hip or knee arthroplasty, or HFS receive thromboprophylaxis for
at least 10 days (Grade lA). We recommend that all trauma patients
with at least one risk factor for VTE receive thromboprophylaxis
(Grade 1A). We recommend, on admission to the intensive care unit,
all patients be assessed for their risk of VTE. Accordingly, most
patients should receive thromboprophylaxis (Grade IA)."
7. 70 to 80% of fatal PEs occur in non-surgical
patients. Hospitalised medical patients account for one quarter
of all VTE in the population 8. LDUH and LMWH lower the risk of
VTE by at least 50% in medical patients. The advice for medical
"In acutely ill medical patients who have
been admitted to the hospital with congestive heart failure or
severe respiratory disease, or who are confined to bed and have
one or more additional risk factors, including active cancer,
previous VTE, sepsis, acute neurological disease, or inflammatory
bowel disease, we recommend prophylaxis with LDUH (Grade 1A) or
LMWH (Grade IA)."
8. Many doctors believe that the incidence
of VTE has declined in recent years. They frequently site retrospective
surveys of their own experience. It may be true that VTE has declined
recently due to more widespread use of prophylaxis as well as
improved operative and peri-operative management but the rate
is still high. The low post-mortem rate in the UK means that many
cases of fatal PE will not be known.
9. Another reason for not giving prophylaxis
is the perceived risk of bleeding. However, abundant data from
meta-analyses and placebo-controlled, blinded, randomized clinical
trials have demonstrated little or no increase in the rates of
clinically important bleeding with LDUH or LMWH. In practice bleeding
may be mistakenly attributed to prophylaxis whilst its benefit
(say a reduction in fatal PE from 0.7 to 0.2%) may not be appreciated
by the individual practitioner.
10. Finally it should be emphasised that
although the SIGN guidelines9 consider aspirin a reasonable prophylactic
agent, the ACCP guidelines specifically state that "we recommend

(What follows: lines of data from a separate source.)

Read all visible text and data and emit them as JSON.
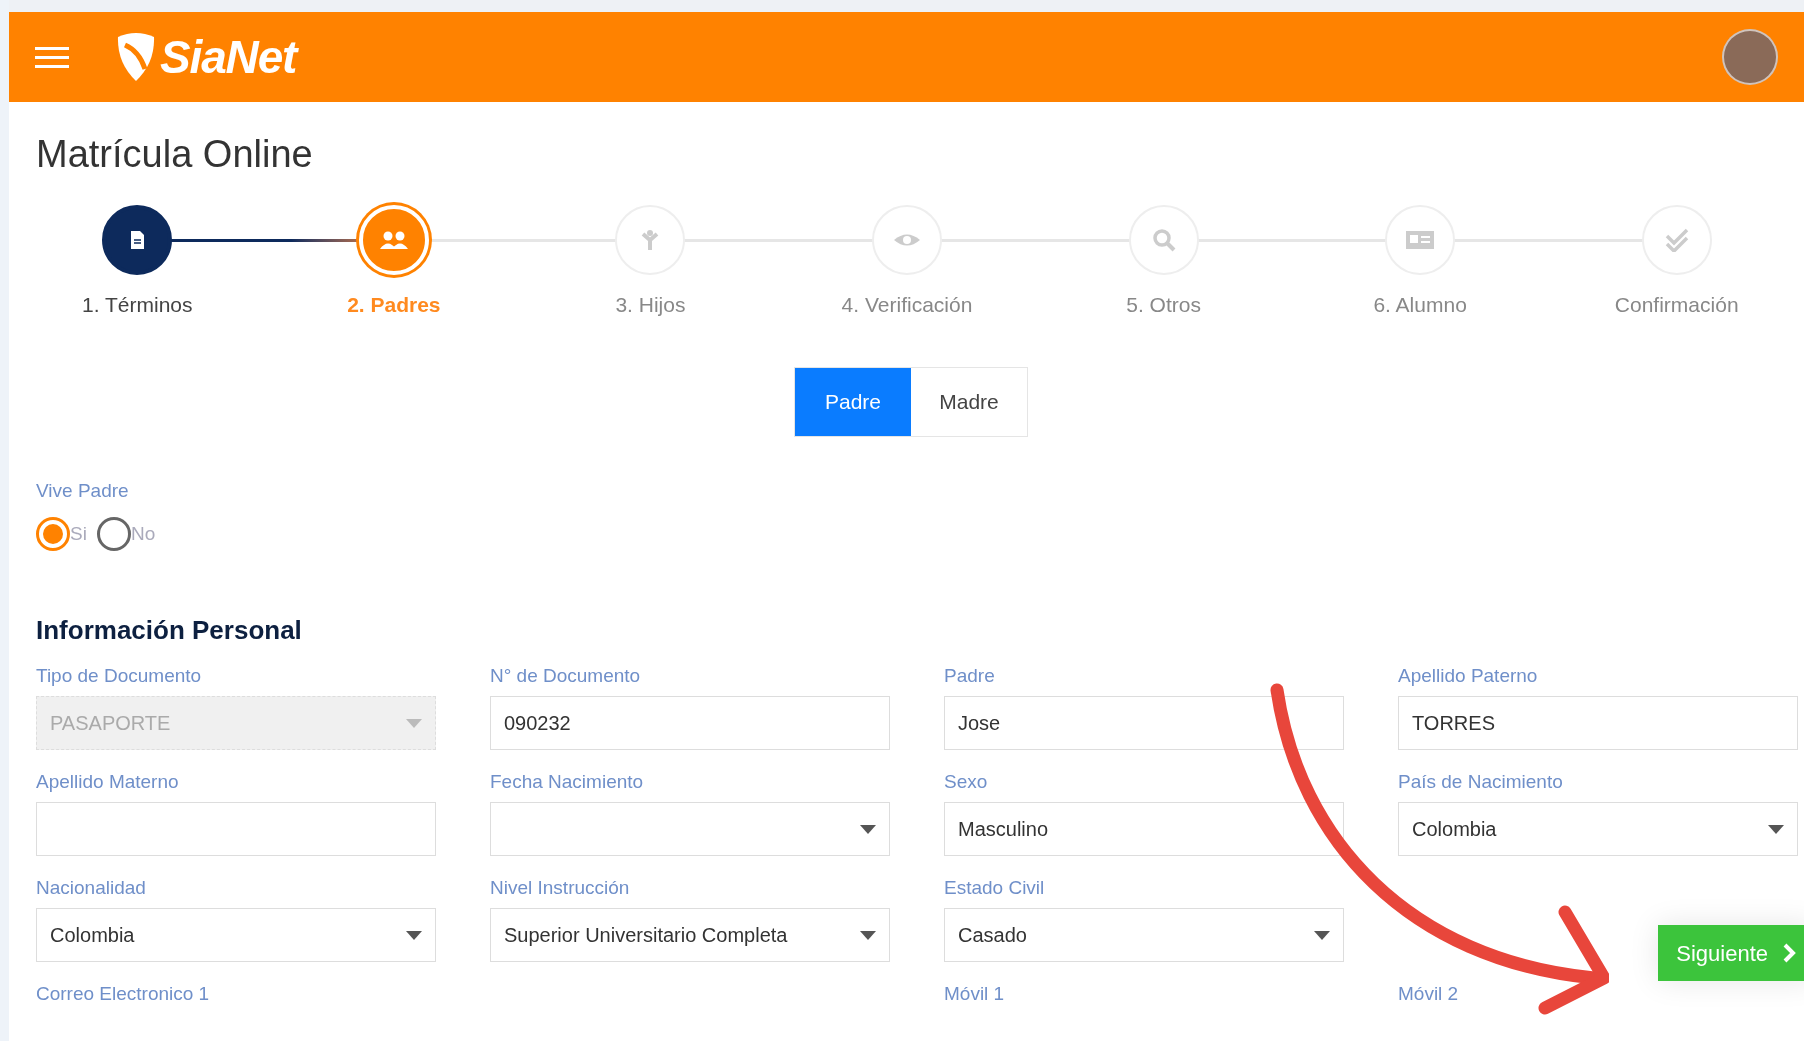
{
  "header": {
    "logo": "SiaNet"
  },
  "page_title": "Matrícula Online",
  "steps": [
    {
      "label": "1. Términos",
      "completed": true,
      "selected": false
    },
    {
      "label": "2. Padres",
      "completed": false,
      "selected": true
    },
    {
      "label": "3. Hijos",
      "completed": false,
      "selected": false
    },
    {
      "label": "4. Verificación",
      "completed": false,
      "selected": false
    },
    {
      "label": "5. Otros",
      "completed": false,
      "selected": false
    },
    {
      "label": "6. Alumno",
      "completed": false,
      "selected": false
    },
    {
      "label": "Confirmación",
      "completed": false,
      "selected": false
    }
  ],
  "parent_tabs": [
    {
      "label": "Padre",
      "selected": true
    },
    {
      "label": "Madre",
      "selected": false
    }
  ],
  "vive_padre": {
    "label": "Vive Padre",
    "options": [
      {
        "label": "Si",
        "selected": true
      },
      {
        "label": "No",
        "selected": false
      }
    ]
  },
  "section_title": "Información Personal",
  "fields": [
    {
      "label": "Tipo de Documento",
      "value": "PASAPORTE",
      "kind": "select",
      "disabled": true
    },
    {
      "label": "N° de Documento",
      "value": "090232",
      "kind": "text",
      "disabled": false
    },
    {
      "label": "Padre",
      "value": "Jose",
      "kind": "text",
      "disabled": false
    },
    {
      "label": "Apellido Paterno",
      "value": "TORRES",
      "kind": "text",
      "disabled": false
    },
    {
      "label": "Apellido Materno",
      "kind": "text",
      "disabled": false
    },
    {
      "label": "Fecha Nacimiento",
      "kind": "select",
      "disabled": false
    },
    {
      "label": "Sexo",
      "value": "Masculino",
      "kind": "text",
      "disabled": false
    },
    {
      "label": "País de Nacimiento",
      "value": "Colombia",
      "kind": "select",
      "disabled": false
    },
    {
      "label": "Nacionalidad",
      "value": "Colombia",
      "kind": "select",
      "disabled": false
    },
    {
      "label": "Nivel Instrucción",
      "value": "Superior Universitario Completa",
      "kind": "select",
      "disabled": false
    },
    {
      "label": "Estado Civil",
      "value": "Casado",
      "kind": "select",
      "disabled": false
    }
  ],
  "cut_off_labels": [
    "Correo Electronico 1",
    "Móvil 1",
    "Móvil 2"
  ],
  "next_button": {
    "label": "Siguiente"
  }
}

against the use of aspirin alone as thromboprophylaxis for any
patient group (Grade 1A)". The oft quoted PEP trial10 supporting

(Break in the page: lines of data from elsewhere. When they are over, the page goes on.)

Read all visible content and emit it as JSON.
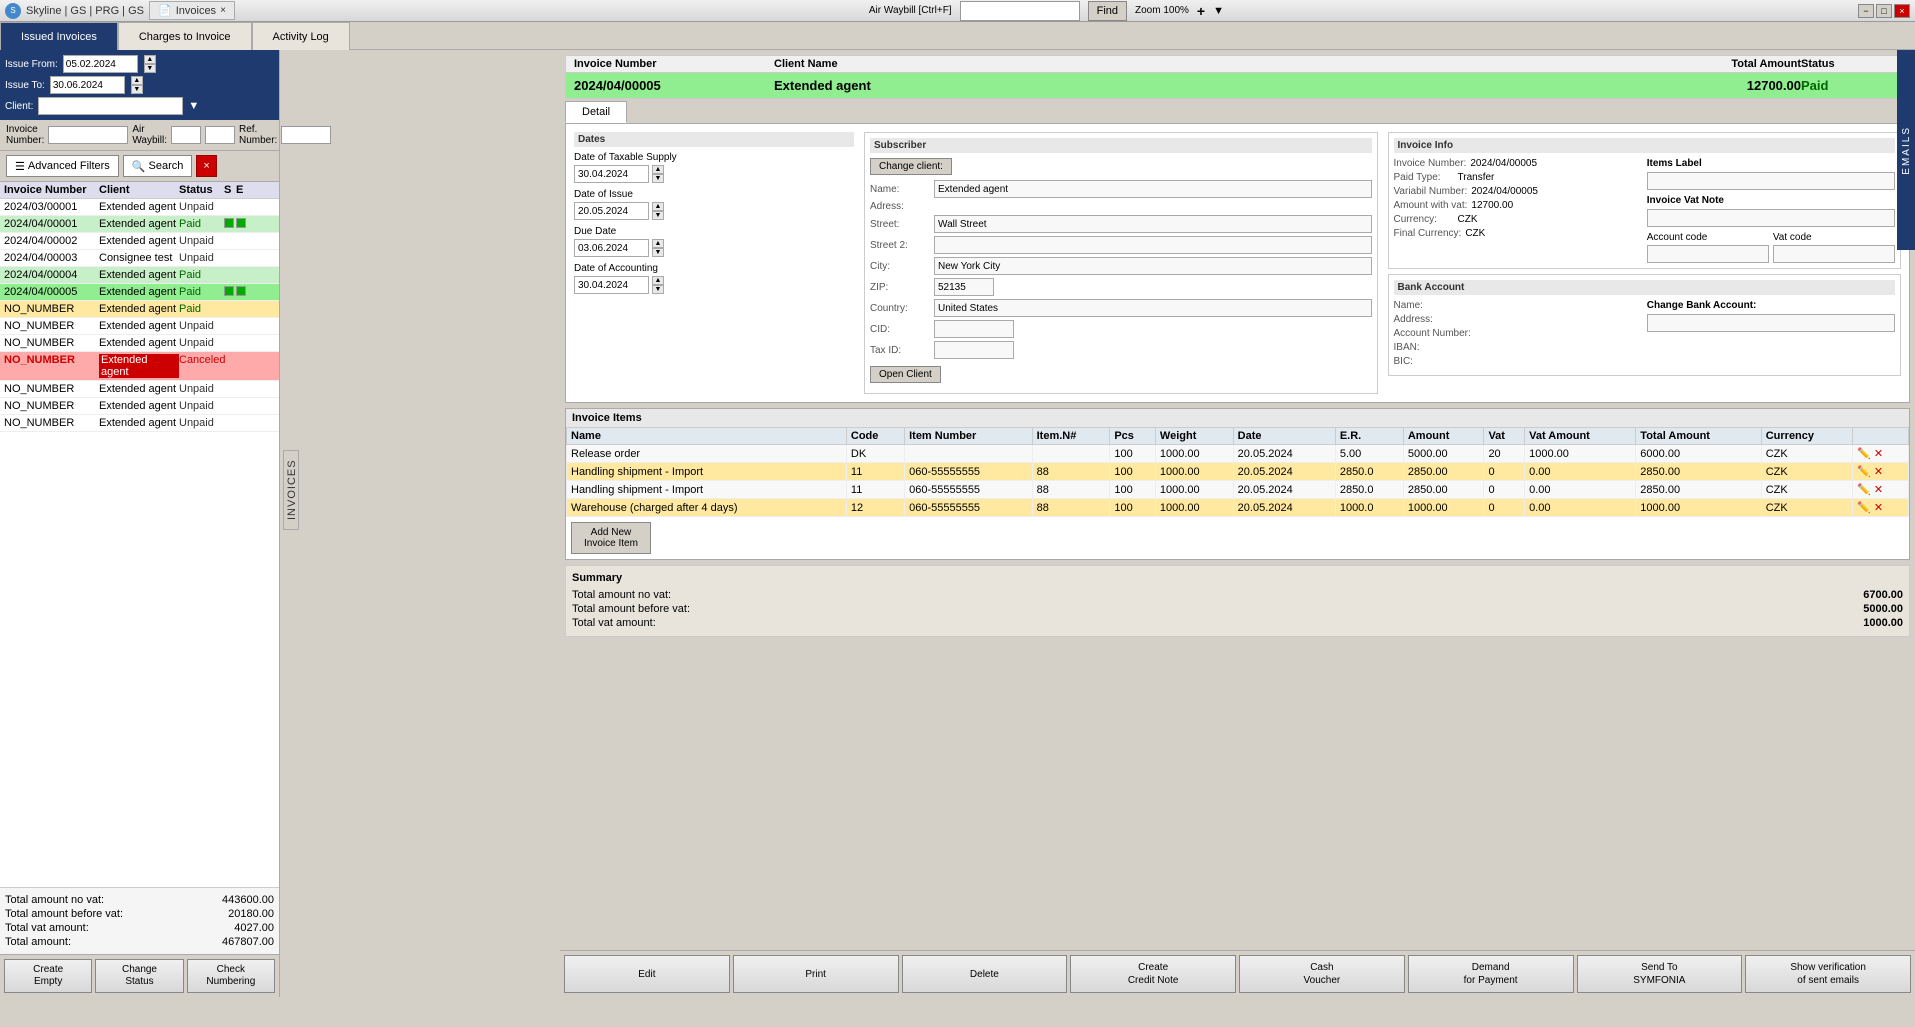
{
  "titlebar": {
    "app_name": "Skyline | GS | PRG | GS",
    "tab_label": "Invoices",
    "waybill_label": "Air Waybill [Ctrl+F]",
    "find_btn": "Find",
    "zoom_label": "Zoom 100%",
    "min_btn": "−",
    "max_btn": "□",
    "close_btn": "×"
  },
  "main_tabs": {
    "issued": "Issued Invoices",
    "charges": "Charges to Invoice",
    "activity": "Activity Log"
  },
  "filters": {
    "issue_from_label": "Issue From:",
    "issue_to_label": "Issue To:",
    "client_label": "Client:",
    "invoice_number_label": "Invoice Number:",
    "air_waybill_label": "Air Waybill:",
    "ref_number_label": "Ref. Number:",
    "issue_from_value": "05.02.2024",
    "issue_to_value": "30.06.2024",
    "adv_filter_btn": "Advanced Filters",
    "search_btn": "Search",
    "clear_btn": "×"
  },
  "invoice_list": {
    "col_invoice_number": "Invoice Number",
    "col_client": "Client",
    "col_status": "Status",
    "col_s": "S",
    "col_e": "E",
    "rows": [
      {
        "number": "2024/03/00001",
        "client": "Extended agent",
        "status": "Unpaid",
        "color": "unpaid",
        "s": "",
        "e": ""
      },
      {
        "number": "2024/04/00001",
        "client": "Extended agent",
        "status": "Paid",
        "color": "paid",
        "s": "green",
        "e": "green"
      },
      {
        "number": "2024/04/00002",
        "client": "Extended agent",
        "status": "Unpaid",
        "color": "unpaid",
        "s": "",
        "e": ""
      },
      {
        "number": "2024/04/00003",
        "client": "Consignee test",
        "status": "Unpaid",
        "color": "unpaid",
        "s": "",
        "e": ""
      },
      {
        "number": "2024/04/00004",
        "client": "Extended agent",
        "status": "Paid",
        "color": "paid",
        "s": "",
        "e": ""
      },
      {
        "number": "2024/04/00005",
        "client": "Extended agent",
        "status": "Paid",
        "color": "selected",
        "s": "green",
        "e": "green"
      },
      {
        "number": "NO_NUMBER",
        "client": "Extended agent",
        "status": "Paid",
        "color": "no-number",
        "s": "",
        "e": ""
      },
      {
        "number": "NO_NUMBER",
        "client": "Extended agent",
        "status": "Unpaid",
        "color": "unpaid",
        "s": "",
        "e": ""
      },
      {
        "number": "NO_NUMBER",
        "client": "Extended agent",
        "status": "Unpaid",
        "color": "unpaid",
        "s": "",
        "e": ""
      },
      {
        "number": "NO_NUMBER",
        "client": "Extended agent",
        "status": "Canceled",
        "color": "canceled",
        "s": "",
        "e": ""
      },
      {
        "number": "NO_NUMBER",
        "client": "Extended agent",
        "status": "Unpaid",
        "color": "unpaid",
        "s": "",
        "e": ""
      },
      {
        "number": "NO_NUMBER",
        "client": "Extended agent",
        "status": "Unpaid",
        "color": "unpaid",
        "s": "",
        "e": ""
      },
      {
        "number": "NO_NUMBER",
        "client": "Extended agent",
        "status": "Unpaid",
        "color": "unpaid",
        "s": "",
        "e": ""
      }
    ]
  },
  "totals": {
    "no_vat_label": "Total amount no vat:",
    "before_vat_label": "Total amount before vat:",
    "vat_label": "Total vat amount:",
    "total_label": "Total amount:",
    "no_vat_value": "443600.00",
    "before_vat_value": "20180.00",
    "vat_value": "4027.00",
    "total_value": "467807.00"
  },
  "left_actions": {
    "create_empty": "Create\nEmpty",
    "change_status": "Change\nStatus",
    "check_numbering": "Check\nNumbering"
  },
  "selected_invoice": {
    "number": "2024/04/00005",
    "client_name": "Extended agent",
    "total_amount": "12700.00",
    "status": "Paid",
    "col_number": "Invoice Number",
    "col_client": "Client Name",
    "col_total": "Total Amount",
    "col_status": "Status"
  },
  "detail_tab": "Detail",
  "dates_section": {
    "title": "Dates",
    "taxable_supply_label": "Date of Taxable Supply",
    "taxable_supply_value": "30.04.2024",
    "issue_label": "Date of Issue",
    "issue_value": "20.05.2024",
    "due_label": "Due Date",
    "due_value": "03.06.2024",
    "accounting_label": "Date of Accounting",
    "accounting_value": "30.04.2024"
  },
  "subscriber_section": {
    "title": "Subscriber",
    "change_client_btn": "Change client:",
    "name_label": "Name:",
    "name_value": "Extended agent",
    "address_label": "Adress:",
    "street_label": "Street:",
    "street_value": "Wall Street",
    "street2_label": "Street 2:",
    "street2_value": "",
    "city_label": "City:",
    "city_value": "New York City",
    "zip_label": "ZIP:",
    "zip_value": "52135",
    "country_label": "Country:",
    "country_value": "United States",
    "cid_label": "CID:",
    "cid_value": "",
    "tax_id_label": "Tax ID:",
    "tax_id_value": "",
    "open_client_btn": "Open Client"
  },
  "invoice_info": {
    "title": "Invoice Info",
    "number_label": "Invoice Number:",
    "number_value": "2024/04/00005",
    "paid_type_label": "Paid Type:",
    "paid_type_value": "Transfer",
    "variabil_label": "Variabil Number:",
    "variabil_value": "2024/04/00005",
    "amount_vat_label": "Amount with vat:",
    "amount_vat_value": "12700.00",
    "currency_label": "Currency:",
    "currency_value": "CZK",
    "final_currency_label": "Final Currency:",
    "final_currency_value": "CZK",
    "items_label_title": "Items Label",
    "items_label_value": "",
    "vat_note_title": "Invoice Vat Note",
    "vat_note_value": "",
    "account_code_label": "Account code",
    "account_code_value": "",
    "vat_code_label": "Vat code",
    "vat_code_value": ""
  },
  "bank_account": {
    "title": "Bank Account",
    "name_label": "Name:",
    "name_value": "",
    "address_label": "Address:",
    "address_value": "",
    "account_number_label": "Account Number:",
    "account_number_value": "",
    "iban_label": "IBAN:",
    "iban_value": "",
    "bic_label": "BIC:",
    "bic_value": "",
    "change_bank_label": "Change Bank Account:",
    "change_bank_value": ""
  },
  "invoice_items": {
    "title": "Invoice Items",
    "cols": [
      "Name",
      "Code",
      "Item Number",
      "Item.N#",
      "Pcs",
      "Weight",
      "Date",
      "E.R.",
      "Amount",
      "Vat",
      "Vat Amount",
      "Total Amount",
      "Currency"
    ],
    "rows": [
      {
        "name": "Release order",
        "code": "DK",
        "item_number": "",
        "item_no": "",
        "pcs": "100",
        "weight": "1000.00",
        "date": "20.05.2024",
        "er": "5.00",
        "amount": "5000.00",
        "vat": "20",
        "vat_amount": "1000.00",
        "total": "6000.00",
        "currency": "CZK"
      },
      {
        "name": "Handling shipment - Import",
        "code": "11",
        "item_number": "060-55555555",
        "item_no": "88",
        "pcs": "100",
        "weight": "1000.00",
        "date": "20.05.2024",
        "er": "2850.0",
        "amount": "2850.00",
        "vat": "0",
        "vat_amount": "0.00",
        "total": "2850.00",
        "currency": "CZK"
      },
      {
        "name": "Handling shipment - Import",
        "code": "11",
        "item_number": "060-55555555",
        "item_no": "88",
        "pcs": "100",
        "weight": "1000.00",
        "date": "20.05.2024",
        "er": "2850.0",
        "amount": "2850.00",
        "vat": "0",
        "vat_amount": "0.00",
        "total": "2850.00",
        "currency": "CZK"
      },
      {
        "name": "Warehouse (charged after 4 days)",
        "code": "12",
        "item_number": "060-55555555",
        "item_no": "88",
        "pcs": "100",
        "weight": "1000.00",
        "date": "20.05.2024",
        "er": "1000.0",
        "amount": "1000.00",
        "vat": "0",
        "vat_amount": "0.00",
        "total": "1000.00",
        "currency": "CZK"
      }
    ],
    "add_btn": "Add New\nInvoice Item"
  },
  "summary": {
    "title": "Summary",
    "no_vat_label": "Total amount no vat:",
    "no_vat_value": "6700.00",
    "before_vat_label": "Total amount before vat:",
    "before_vat_value": "5000.00",
    "total_vat_label": "Total vat amount:",
    "total_vat_value": "1000.00"
  },
  "invoice_actions": {
    "edit": "Edit",
    "print": "Print",
    "delete": "Delete",
    "create_credit_note": "Create\nCredit Note",
    "cash_voucher": "Cash\nVoucher",
    "demand_for_payment": "Demand\nfor Payment",
    "send_to_symfonia": "Send To\nSYMFONIA",
    "show_verification": "Show verification\nof sent emails"
  },
  "sidebar_labels": {
    "invoices": "INVOICES",
    "emails": "EMAILS"
  }
}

aspirin has been heavily criticised, eg11.
11. We have excellent guidelines but need
to ensure they are implemented.
12. Every patient admitted to hospital should
have their risk of VTE assessed. All clinical areas should have

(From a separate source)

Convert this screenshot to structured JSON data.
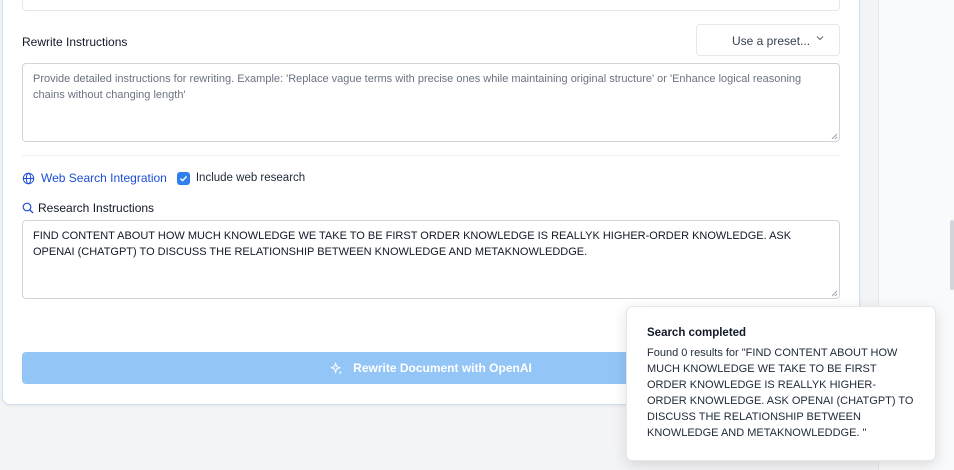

protocols for VTE prophylaxis based on authoritative guidelines.
It should be clearly recorded either that the patient does not
require prophylaxis or if they do the regimen should be recorded
in the notes and implemented.
1. Anderson, F J, et al, A population-based
perspective of the hospital incidence and case fatality rates
of deep vein thrombosis and pulmonary embolism. The Worcester
DVT Study. Arch Intern Med, 1991. 151(5): p p933-8.
2. Lindblad, B, A Eriksson, and D Bergqvist,
Autopsy-verified pulmonary embolism in a surgical department:
analysis of the period from 1951 to 1988. Br J Surg, 1991.
78(7): p 849-52.
3. Stein, P D and J W Henry, Prevalence
of acute pulmonary embolism among patients in a general hospital
and at autopsy. Chest, 1995. 108(4): p 978-81.
4. Prandoni, P, et al, The long-term
clinical course of acute deep venous thrombosis [see comments].
Ann Intern Med, 1996. 125(1): p pl-7.
5. Prandoni, P, et al, Which is
the outcome of the post-thrombotic syndrome? [letter]. Thromb
Haemost, 1999. 82(4): p p1358.
6. Shojania, K G, et al, Making
health care safer: a critical analysis of patient safety practices.
Evid Rep Technol Assess (Sunup), 2001(43): p i-x, 1-668.
7. Geerts, W H, et al, Prevention
of venous thromboembolism: the Seventh ACCP Conference on Antithrombotic
and Thrombolytic Therapy. Chest, 2004. 126(3 Suppl): p 338S-400S.
8. Heit, J A, et al, Relative
impact of risk factors for deep vein thrombosis and pulmonary
embolism: a population-based study. Arch Intern Med, 2002.
162(11): p 1245-8.
9. Prophylaxis of Venous Thromboembolism.
SIGN Publication No 62 ISBN 1899893 03 2www.sign.ac.uk/guidelines/fulltext/62/index.html,
10. Prevention of pulmonary embolism and deep
vein thrombosis with low dose aspirin: Pulmonary Embolism Prevention
(PEP) trial. Lancet, 2000.355(9212): p 1295-302.
11. Cohen, A and D Quinlan, PEP trial. Pulmonary
Embolism Prevention. Lancet, 2000. 356(9225): p 247; author